Echoing a number of local municipalities, Sonoma County officials Tuesday narrowly prohibited new gas and diesel infrastructure in parts of the county.
The move won't force any of the 46 stations located in unincorporated areas to close, though they won't be allowed to add more pumps.
Cashless stations dispensing gas to fleet customers using cards, or private distributors serving agricultural users and heavy equipment rental businesses are exempt.
While the ban on new fossil fuel stations is symbolically significant, Supervisor Chris Coursey offered reassurance that it's far from revolutionary.
"It's not doing away with anybody's gasoline-powered car, it's not doing away with their gasoline. There's more, more room at the gas station every day with all the electric cars that are coming out there, unless you go to Costco, there's not more room at Costco."
Fuel prices at Costco gas stations tend to be among the lowest in the county, but require an annual membership.
After much deliberation, the measure was approved 3-2, with supervisors Gore and Rabbitt opposed. The two took issue with an amendment prohibiting a planned rental car filling station at Sonoma County Airport.
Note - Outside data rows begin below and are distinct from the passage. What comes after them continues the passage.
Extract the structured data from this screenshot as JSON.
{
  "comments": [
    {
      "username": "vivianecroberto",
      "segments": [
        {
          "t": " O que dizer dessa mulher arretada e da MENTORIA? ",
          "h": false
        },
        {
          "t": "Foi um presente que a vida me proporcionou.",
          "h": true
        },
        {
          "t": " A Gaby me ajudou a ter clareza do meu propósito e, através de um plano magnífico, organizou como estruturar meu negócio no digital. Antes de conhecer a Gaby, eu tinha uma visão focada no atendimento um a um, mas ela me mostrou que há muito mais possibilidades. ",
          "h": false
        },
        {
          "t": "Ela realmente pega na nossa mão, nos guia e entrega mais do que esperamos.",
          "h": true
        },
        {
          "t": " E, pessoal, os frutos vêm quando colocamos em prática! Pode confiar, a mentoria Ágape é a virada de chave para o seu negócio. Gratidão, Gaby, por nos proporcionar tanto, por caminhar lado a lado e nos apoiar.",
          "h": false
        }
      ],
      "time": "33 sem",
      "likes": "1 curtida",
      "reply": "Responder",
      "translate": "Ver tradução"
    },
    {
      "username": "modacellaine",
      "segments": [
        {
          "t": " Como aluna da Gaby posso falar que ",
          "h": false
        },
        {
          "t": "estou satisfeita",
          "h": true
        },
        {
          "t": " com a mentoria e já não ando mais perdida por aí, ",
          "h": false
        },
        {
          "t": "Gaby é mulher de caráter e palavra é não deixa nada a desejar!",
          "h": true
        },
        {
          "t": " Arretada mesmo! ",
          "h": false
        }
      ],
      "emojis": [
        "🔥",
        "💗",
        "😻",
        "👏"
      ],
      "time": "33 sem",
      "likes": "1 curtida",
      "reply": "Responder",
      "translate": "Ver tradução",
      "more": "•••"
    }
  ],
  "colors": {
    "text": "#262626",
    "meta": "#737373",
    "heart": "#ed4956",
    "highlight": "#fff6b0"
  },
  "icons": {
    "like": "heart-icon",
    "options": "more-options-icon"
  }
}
Rental car companies aren't able to make a major shift yet. Airport manager Jon Stout said limited charging infrastructure at the airport means gas-powered vehicles are far more popular, both for customers and rental companies.
"When a customer shows up to rent a car, they want to be able to provide a car to those customers that have a full charge. They are projecting they will need at least fifteen level three chargers, which consumes a significant amount of power. They're going to still have problems being able to support the fleet," Stout said
Upgrades to a nearby PG&E substation enabling the installation of more chargers is five or six years away, he added.
Stout also said rental companies have sought their own fueling facility at the airport as currently, they must have staffers on hand to drive vehicles off-site for fueling.